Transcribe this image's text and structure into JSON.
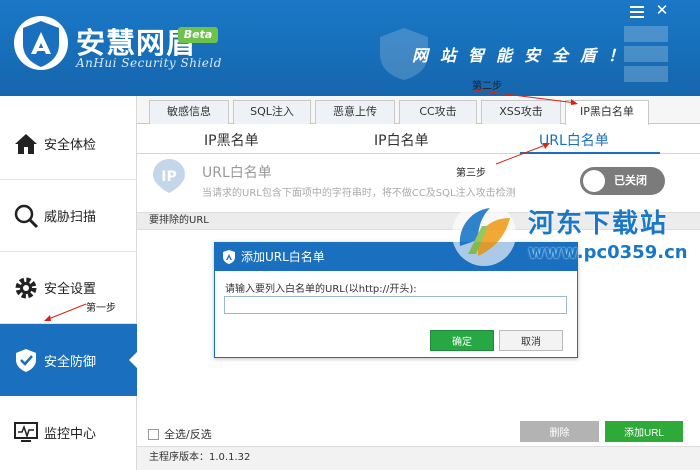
{
  "app": {
    "name": "安慧网盾",
    "badge": "Beta",
    "subtitle": "AnHui Security Shield",
    "slogan": "网站智能安全盾！"
  },
  "sidebar": {
    "items": [
      {
        "label": "安全体检",
        "icon": "home-icon"
      },
      {
        "label": "威胁扫描",
        "icon": "magnifier-icon"
      },
      {
        "label": "安全设置",
        "icon": "gear-icon"
      },
      {
        "label": "安全防御",
        "icon": "shield-icon"
      },
      {
        "label": "监控中心",
        "icon": "monitor-icon"
      }
    ],
    "active_index": 3
  },
  "tabs": [
    "敏感信息",
    "SQL注入",
    "恶意上传",
    "CC攻击",
    "XSS攻击",
    "IP黑白名单"
  ],
  "active_tab": "IP黑白名单",
  "subtabs": [
    "IP黑名单",
    "IP白名单",
    "URL白名单"
  ],
  "active_subtab": "URL白名单",
  "section": {
    "title": "URL白名单",
    "description": "当请求的URL包含下面项中的字符串时，将不做CC及SQL注入攻击检测",
    "icon_text": "IP",
    "toggle_label": "已关闭",
    "toggle_on": false
  },
  "list": {
    "header": "要排除的URL"
  },
  "dialog": {
    "title": "添加URL白名单",
    "prompt": "请输入要列入白名单的URL(以http://开头):",
    "input_value": "",
    "ok_label": "确定",
    "cancel_label": "取消"
  },
  "footer": {
    "select_all_label": "全选/反选",
    "delete_label": "删除",
    "add_label": "添加URL",
    "version_label": "主程序版本：1.0.1.32"
  },
  "annotations": {
    "step1": "第一步",
    "step2": "第二步",
    "step3": "第三步"
  },
  "watermark": {
    "text": "河东下载站",
    "url": "www.pc0359.cn"
  },
  "colors": {
    "brand_blue": "#1a70bf",
    "header_blue": "#1a78c7",
    "badge_green": "#6cc34a",
    "ok_green": "#28a745",
    "toggle_grey": "#7b7b7b",
    "annotation_red": "#dd1111"
  }
}
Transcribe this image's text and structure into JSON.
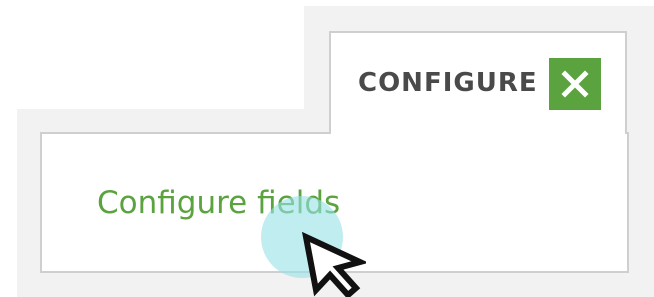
{
  "dialog": {
    "title": "CONFIGURE",
    "close_icon": "close-icon",
    "action_link": "Configure fields"
  },
  "colors": {
    "accent": "#5aa33f",
    "title_text": "#4a4a4a",
    "panel_border": "#cfcfcf",
    "band_background": "#f2f2f2",
    "click_halo": "#96e1e6"
  },
  "pointer": {
    "icon": "arrow-cursor-icon",
    "state": "clicking"
  }
}
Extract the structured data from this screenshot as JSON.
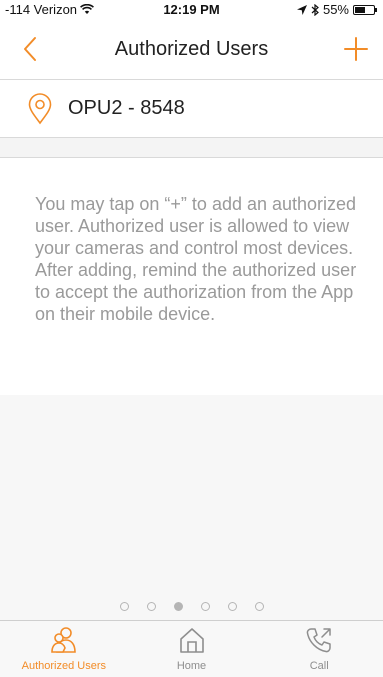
{
  "status_bar": {
    "carrier": "-114 Verizon",
    "time": "12:19 PM",
    "battery": "55%",
    "battery_level": 0.55
  },
  "nav": {
    "back_icon": "chevron-left-icon",
    "title": "Authorized Users",
    "add_icon": "plus-icon"
  },
  "location": {
    "icon": "location-pin-icon",
    "label": "OPU2 - 8548"
  },
  "info": {
    "text": "You may tap on “+” to add an authorized user. Authorized user is allowed to view your cameras and control most devices. After adding, remind the authorized user to accept the authorization from the App on their mobile device."
  },
  "pager": {
    "count": 6,
    "active_index": 2
  },
  "tabs": [
    {
      "label": "Authorized Users",
      "icon": "users-icon",
      "active": true
    },
    {
      "label": "Home",
      "icon": "home-icon",
      "active": false
    },
    {
      "label": "Call",
      "icon": "phone-call-icon",
      "active": false
    }
  ],
  "colors": {
    "accent": "#f28c28",
    "text_muted": "#9a9a9a",
    "tab_inactive": "#8e8e8e"
  }
}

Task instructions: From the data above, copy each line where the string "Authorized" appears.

Your solution:
    "title": "Authorized Users",
    "text": "You may tap on “+” to add an authorized user. Authorized user is allowed to view your cameras and control most devices. After adding, remind the authorized user to accept the authorization from the App on their mobile device."
      "label": "Authorized Users",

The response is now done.